Fintech is a broad space and, within financial data management, we are primarily talking about streamlining data sourcing, mastering and integration into internal and customer workflows. This is about improving the access to data to support every other business function including customer analytics, behavioural insights, risk exposures and operational streamlining.
But, with so many fintech partners to select from, it’s easy to make the wrong choice. Here we outline some key tips financial institutions can follow to help ensure that they opt for a partner that is right for them.
The fintech space is very crowded and competitive. Given that, it is likely that many fintechs will not survive over the long-term, no matter how good their ideas are. So, while financial institutions should never be discouraged from benefitting from smart innovative advice delivered by a fintech, they should be wary of putting all their trust in a start-up organisation where they are not 100% sure of their viability and long-term sustainability as a business. In other words, they should not go into a fully-fledged partnership, if they are not sure their target partner has the necessary longevity to support them over the long-term.
Look for specialist, complementary skills
It is important when opting for a fintech partner not to go too broad-based in terms of the skill-sets they have to offer. Opt for a partner that has proven specialist skills in the required area of expertise. That would typically include specialist knowledge of industry requirements or industry models. In the world of data management that would generally include expertise in financial data products. data management and data exploration.
Ensure the fintech firm understands your business and can deliver on that understanding

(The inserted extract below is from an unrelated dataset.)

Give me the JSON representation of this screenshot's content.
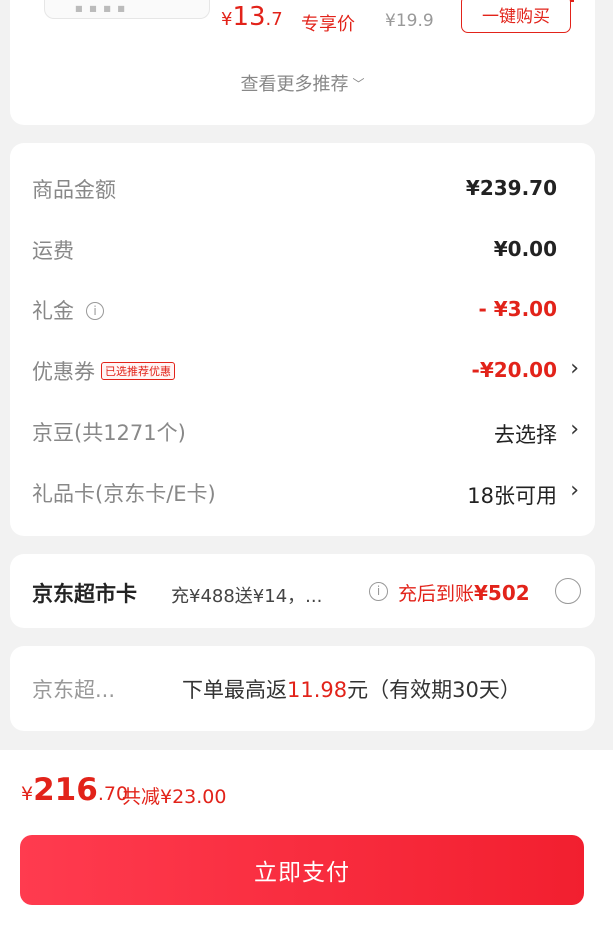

Its important to ensure that any fintech partner, especially one delivering a managed services option both understands your business and will be able to translate what you want to get out of that service into meaningful KPIs and SLAs.
Make sure they don’t lock you into a proprietary approach
It is important that any proposed partner uses open source technologies. Providers using a proprietary database or proprietary languages likely require a highly specialised skillset, probably only supplied by the vendor themselves, which you may have to pay for indefinitely. Using open source databases makes it easier to get your own staff to work on the approach or hire third-party help. In addition, open source components tend to be widely supported and may be more future-proof. And as a business, you are immediately part of a wider community.
De-risking the chosen method
It makes sense to opt for a provider that combines expertise in a particular market with a robust and reliable infrastructure. In terms of managed services, it has become easier for smaller to medium-sized businesses to offer a de-risked approach because they are able to rely on the vast infrastructure resources of Oracle, Google, Amazon or AWS. Of course, alongside this there also has to be a support criteria in the service and agreed escalation levels, for example.
Other areas you can look at include: the customer product, is it properly documented? Do they have a larger installed base? Is there a user group that regularly meets? Is there a customer community? You can consult other people. What is the ecosystem in the marketplace? There may be some of your peers that use the system and you can consult them.
Today, fintech partnerships are becoming increasingly attractive to many financial services organisations for a variety of reasons discussed earlier in this article. But for firms in the financial services space, with the choice of partners wide and getting wider all the time, it can be difficult to make the right selection. Financial institutions that follow the top tips outlined above should, however, be better placed to get it right.